## INPUT DATA
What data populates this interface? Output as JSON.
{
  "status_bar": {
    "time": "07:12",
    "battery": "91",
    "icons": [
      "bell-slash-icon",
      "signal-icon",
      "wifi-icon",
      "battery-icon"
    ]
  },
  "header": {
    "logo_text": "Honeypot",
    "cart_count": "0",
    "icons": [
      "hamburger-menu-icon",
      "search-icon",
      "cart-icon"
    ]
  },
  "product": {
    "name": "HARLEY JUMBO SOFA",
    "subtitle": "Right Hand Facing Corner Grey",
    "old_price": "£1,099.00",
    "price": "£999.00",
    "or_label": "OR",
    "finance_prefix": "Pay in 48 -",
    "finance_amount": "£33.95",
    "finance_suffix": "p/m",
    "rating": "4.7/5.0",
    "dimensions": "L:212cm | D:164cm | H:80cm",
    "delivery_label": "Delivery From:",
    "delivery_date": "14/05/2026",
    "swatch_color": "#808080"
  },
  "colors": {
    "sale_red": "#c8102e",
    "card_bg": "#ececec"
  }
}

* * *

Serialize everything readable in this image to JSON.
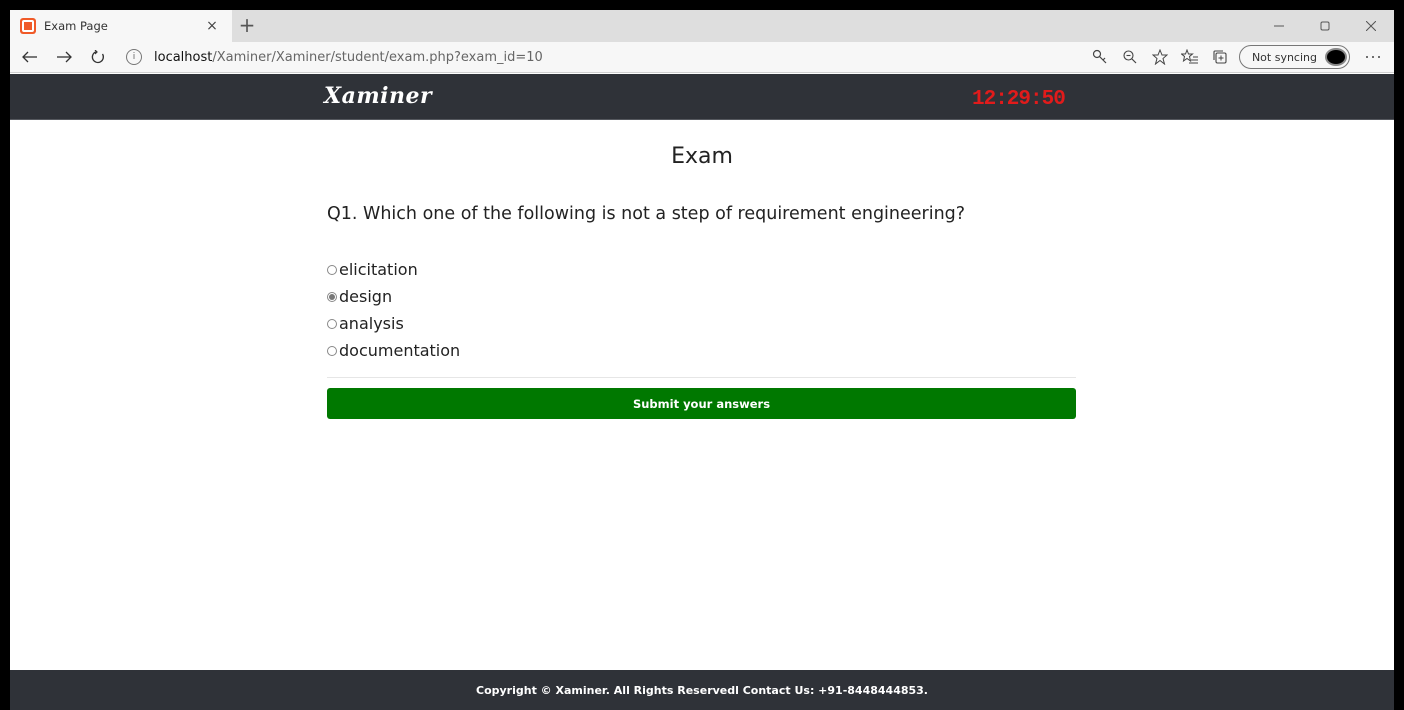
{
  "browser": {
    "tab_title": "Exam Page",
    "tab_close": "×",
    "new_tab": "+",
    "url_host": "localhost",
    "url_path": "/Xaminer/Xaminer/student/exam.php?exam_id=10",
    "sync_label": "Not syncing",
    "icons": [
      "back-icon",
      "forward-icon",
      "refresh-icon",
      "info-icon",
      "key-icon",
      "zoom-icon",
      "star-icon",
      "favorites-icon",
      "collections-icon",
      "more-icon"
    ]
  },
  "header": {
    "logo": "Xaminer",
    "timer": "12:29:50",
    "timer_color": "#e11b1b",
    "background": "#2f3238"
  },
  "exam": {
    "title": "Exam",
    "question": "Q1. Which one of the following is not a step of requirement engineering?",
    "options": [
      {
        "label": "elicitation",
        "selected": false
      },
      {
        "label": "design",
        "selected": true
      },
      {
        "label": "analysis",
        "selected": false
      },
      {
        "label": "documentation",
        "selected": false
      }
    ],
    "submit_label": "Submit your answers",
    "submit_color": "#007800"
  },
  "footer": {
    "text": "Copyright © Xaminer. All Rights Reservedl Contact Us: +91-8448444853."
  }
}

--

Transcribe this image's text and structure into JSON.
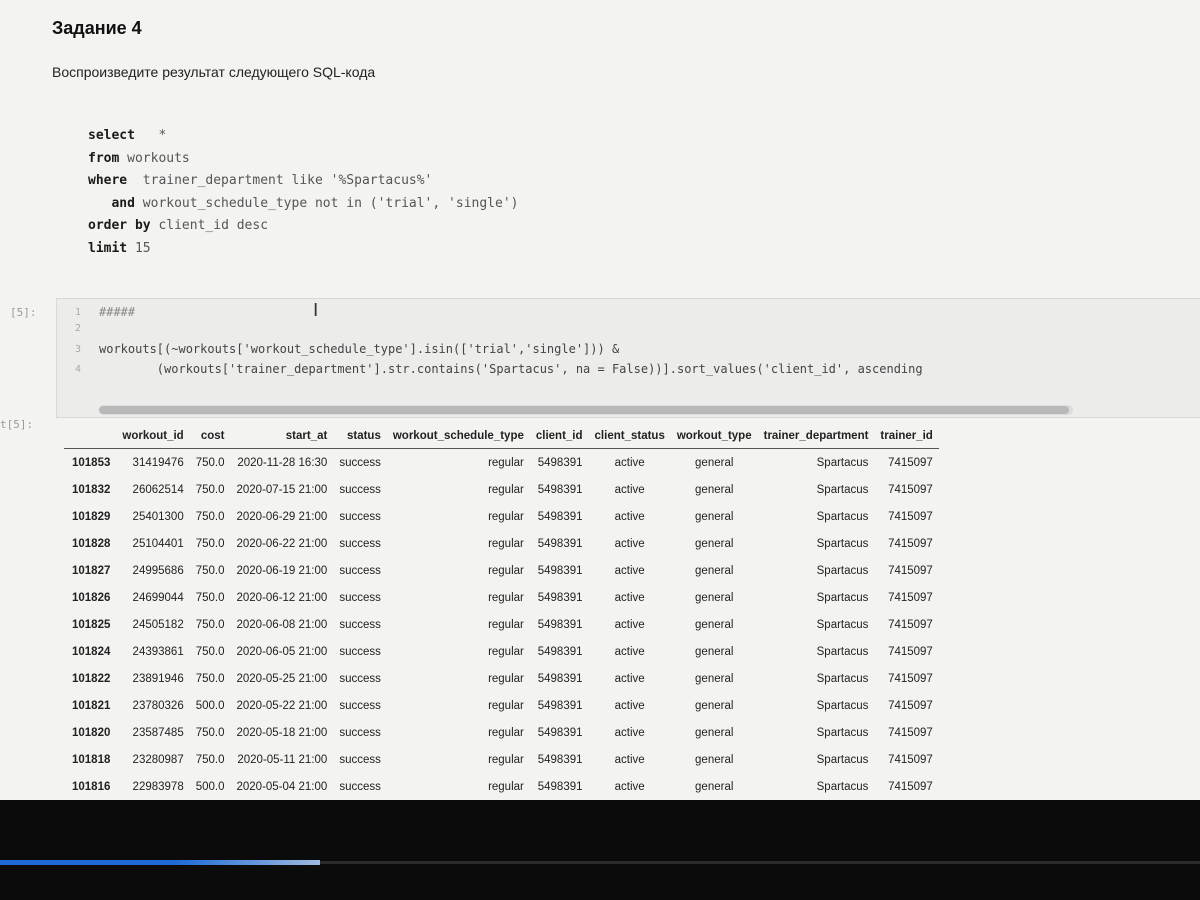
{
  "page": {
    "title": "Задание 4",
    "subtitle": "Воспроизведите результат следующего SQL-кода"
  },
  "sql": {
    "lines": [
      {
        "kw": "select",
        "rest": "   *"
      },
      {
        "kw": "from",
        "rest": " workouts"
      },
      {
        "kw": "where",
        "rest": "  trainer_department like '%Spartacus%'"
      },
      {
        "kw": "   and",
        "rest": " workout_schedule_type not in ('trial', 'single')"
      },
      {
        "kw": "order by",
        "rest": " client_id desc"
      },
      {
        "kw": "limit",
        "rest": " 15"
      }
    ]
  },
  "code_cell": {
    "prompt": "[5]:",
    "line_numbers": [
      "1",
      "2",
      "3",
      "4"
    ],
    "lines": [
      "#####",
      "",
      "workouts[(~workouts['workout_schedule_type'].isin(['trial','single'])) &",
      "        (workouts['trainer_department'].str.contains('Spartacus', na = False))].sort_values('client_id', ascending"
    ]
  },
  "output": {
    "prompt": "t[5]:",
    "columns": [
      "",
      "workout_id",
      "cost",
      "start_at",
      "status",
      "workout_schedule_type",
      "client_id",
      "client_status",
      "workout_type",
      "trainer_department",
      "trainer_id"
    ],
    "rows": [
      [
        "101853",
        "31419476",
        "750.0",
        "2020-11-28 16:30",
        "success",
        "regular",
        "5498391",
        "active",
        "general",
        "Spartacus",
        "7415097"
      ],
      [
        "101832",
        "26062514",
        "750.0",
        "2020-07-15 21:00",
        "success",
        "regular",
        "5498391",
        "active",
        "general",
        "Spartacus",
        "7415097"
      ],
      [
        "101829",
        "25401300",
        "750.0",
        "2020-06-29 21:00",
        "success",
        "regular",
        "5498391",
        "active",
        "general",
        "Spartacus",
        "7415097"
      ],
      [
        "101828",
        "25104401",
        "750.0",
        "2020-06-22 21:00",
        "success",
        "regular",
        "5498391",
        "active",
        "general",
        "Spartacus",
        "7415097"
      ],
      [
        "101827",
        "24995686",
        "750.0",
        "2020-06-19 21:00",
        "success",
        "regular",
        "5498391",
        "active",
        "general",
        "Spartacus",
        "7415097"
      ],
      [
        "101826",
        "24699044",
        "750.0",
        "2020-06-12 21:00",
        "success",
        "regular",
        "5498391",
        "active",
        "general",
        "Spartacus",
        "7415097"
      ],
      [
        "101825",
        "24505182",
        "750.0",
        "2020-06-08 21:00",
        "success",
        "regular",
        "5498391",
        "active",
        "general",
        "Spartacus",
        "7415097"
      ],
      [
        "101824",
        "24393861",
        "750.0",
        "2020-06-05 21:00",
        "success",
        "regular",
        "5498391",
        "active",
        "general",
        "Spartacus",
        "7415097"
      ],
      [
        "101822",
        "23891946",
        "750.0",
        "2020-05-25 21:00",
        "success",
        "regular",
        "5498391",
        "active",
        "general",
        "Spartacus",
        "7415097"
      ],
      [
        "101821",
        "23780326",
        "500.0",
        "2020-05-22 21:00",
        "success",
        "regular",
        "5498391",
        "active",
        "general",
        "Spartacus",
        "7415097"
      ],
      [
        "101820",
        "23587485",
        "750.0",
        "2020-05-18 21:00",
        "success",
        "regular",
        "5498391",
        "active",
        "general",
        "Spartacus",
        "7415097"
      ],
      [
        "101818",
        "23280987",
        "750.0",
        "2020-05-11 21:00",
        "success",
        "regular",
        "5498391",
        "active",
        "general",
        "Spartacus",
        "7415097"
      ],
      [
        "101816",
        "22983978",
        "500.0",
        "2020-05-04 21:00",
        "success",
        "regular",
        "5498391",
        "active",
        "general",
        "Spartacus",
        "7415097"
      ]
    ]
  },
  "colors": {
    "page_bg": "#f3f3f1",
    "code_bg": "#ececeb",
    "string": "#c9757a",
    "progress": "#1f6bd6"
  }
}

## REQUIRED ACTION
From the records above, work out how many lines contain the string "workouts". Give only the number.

## TASK ANSWER
3